Raised by his forward-thinking uncle (Bachchan) and aunt, who devoted their lives to turning their small village into an oasis of educational opportunity and tolerance, the Veer joined the Indian Air Force rescue squad and met Zaara Hayaat Khan (Zinta) while helping victims of a bus accident. Though headstrong and adventurous by nature, Zaara, the pampered daughter of a wealthy Pakistani politician, is resigned to the fact that she'll never do anything more important with her life than be a dutiful spouse like her mother. Her last act of rebellion is to fulfill the dying wish of her beloved Sikh nanny. Zaara intends to immerse nanny's ashes in the river that runs past the temple in Kiratpur, reuniting nanny Bebe with the family she left behind in 1947, when her employer — Zaara's grandfather — took her to the newly created Muslim state of Pakistan. Veer and Zaara fall in love, but Zaara is already engaged to Raza, whose politically powerful family is the key to Zaara's father's political ambitions. Mindful of her family responsibilities, she returns home to her arranged marriage, but is so haunted by thoughts of Veer that her faithful maid, Shabbo, secretly calls him and begs him to rescue Zaara from the lifelong prison of a loveless marriage. "What century are these people living in?" Saamiya marvels as the full extent of what Zaara and Veer sacrificed is finally brought home to her. "Are they people trying to behave like gods or gods pretending to be human?"

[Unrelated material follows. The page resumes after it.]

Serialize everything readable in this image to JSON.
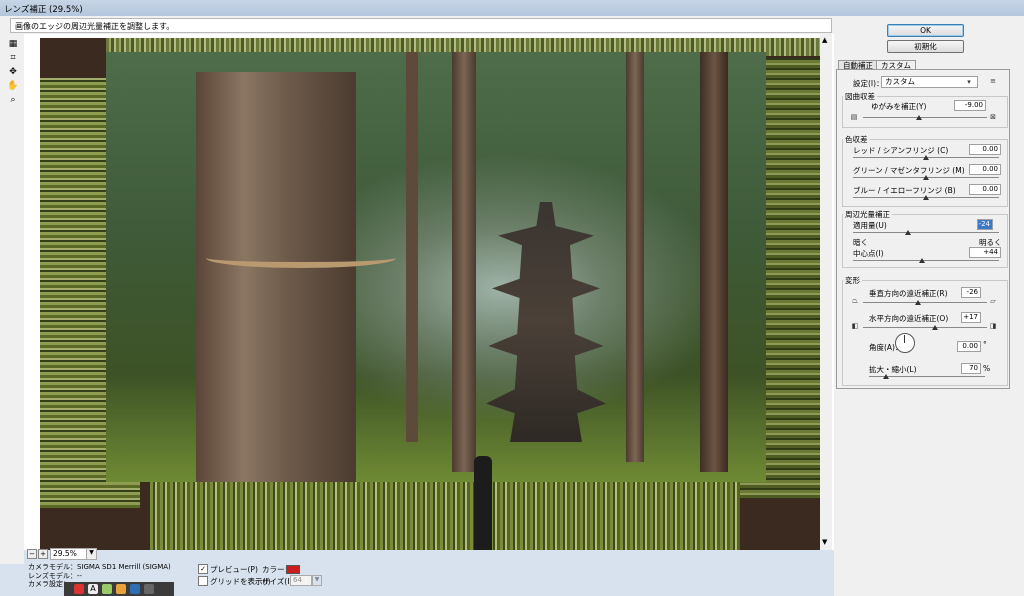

Though Chopra's film is emotionally extravagant even by the standards of India's epically unrestrained cinema, the star-crossed lovers bear the weighty metaphorical significance of their travails surprisingly lightly, particularly Zinta's radiantly lovely Zaara.




Written and Directed by: Mani Ratnam.
With: Abhishek Bachchan, Ajay Devgan, Vivek Oberoi, Rani Mukherjee, Esha Deol, Kareena Kapoor, Anant Nag, Vijay Raaz and Sonu Sood.

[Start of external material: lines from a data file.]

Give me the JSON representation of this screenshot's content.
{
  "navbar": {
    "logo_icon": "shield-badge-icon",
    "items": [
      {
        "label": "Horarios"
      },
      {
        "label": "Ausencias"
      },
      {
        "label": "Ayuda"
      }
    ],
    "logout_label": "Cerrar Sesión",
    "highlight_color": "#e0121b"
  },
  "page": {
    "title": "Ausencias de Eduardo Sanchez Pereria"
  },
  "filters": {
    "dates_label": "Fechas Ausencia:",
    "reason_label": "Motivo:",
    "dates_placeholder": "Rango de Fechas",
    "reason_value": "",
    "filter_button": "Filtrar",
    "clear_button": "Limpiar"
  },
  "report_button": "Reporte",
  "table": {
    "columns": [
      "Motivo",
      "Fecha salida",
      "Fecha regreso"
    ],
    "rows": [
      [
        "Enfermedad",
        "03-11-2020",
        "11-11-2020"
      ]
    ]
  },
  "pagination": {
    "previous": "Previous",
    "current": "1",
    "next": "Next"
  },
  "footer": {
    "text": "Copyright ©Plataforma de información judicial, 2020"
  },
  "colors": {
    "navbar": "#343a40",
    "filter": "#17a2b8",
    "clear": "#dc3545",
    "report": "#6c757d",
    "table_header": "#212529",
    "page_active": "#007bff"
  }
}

Chennai-born writer-director Mani Ratnam's sprawling story of modern Indian youth (yuva in Hindi) follows the intertwined destinies of three young men from dramatically different backgrounds.

The movie opens as ambitious thug Lallan (Bachchan), student activist Michael (Devgan) and yuppie Arjun (Oberoi) converge on Kolkata's traffic-clogged Howrah Bridge: Lallan shoots Michael, whose skidding motorbike nearly hits Arjun. Three lengthy flashbacks trace the circumstances that brought them to this dramatic juncture.

Lallan, a product of the Kolkata slums, is bailed out of prison by his older brother, Gopal (Sood). Gopal provides muscle for a crooked government minister (Puri), who's in the thick of a contentious local re-election campaign. Although Lallan's vague aspirations to go straight are encouraged by his pregnant wife, Sashi (Mukherjee), the lure of easy money and street credibility win out. Gopal recruits Lallan to discredit a student coalition dedicated to exposing the minister's corruption, and eventually orders him to kill their leader, second-generation political agitator Michael. Radhika (Deol), Michael's childhood sweetheart and a recent college graduate, joins the cause to be near him. Arjun, also newly graduated, just wants to have fun and make some money. His father (Nag), who holds a prestigious government job, hopes Arjun will follow in his footsteps. But Arjun has secretly applied for a visa to study in the U.S. Then he meets Mira (Kapoor) at a local discotheque: Smart, independent and practical, she's just agreed to an arranged marriage but welcomes one last flirtation. Love derails their tidy plans for the future, and Michael winds up on Howrah Bridge making a last-ditch bid for Mira's heart. He instead pulls the gravely wounded Michael from the Hoogly River and accompanies him to the hospital. The story then moves forward as the three couples decide what to do with their futures.

Ratnam, known for integrating controversial cultural and political themes into popular melodramas, bundles a multitude of coming-of-age traumas into the kind of juicy, overwrought narrative that was once a Hollywood staple. Yes, Devgan is too old to be a student and Bachchan — the son of Indian megastar Amitabh Bachchan — glowers like a storm cloud about to erupt. But the story is absorbing and the songs by A.R. Rahman and Mehboob are damnably catchy. Ratnam simultaneously shot a Tamil-language version of the film, Ayutha Ezhuthu, with an almost entirely different cast; only Deol appears in both.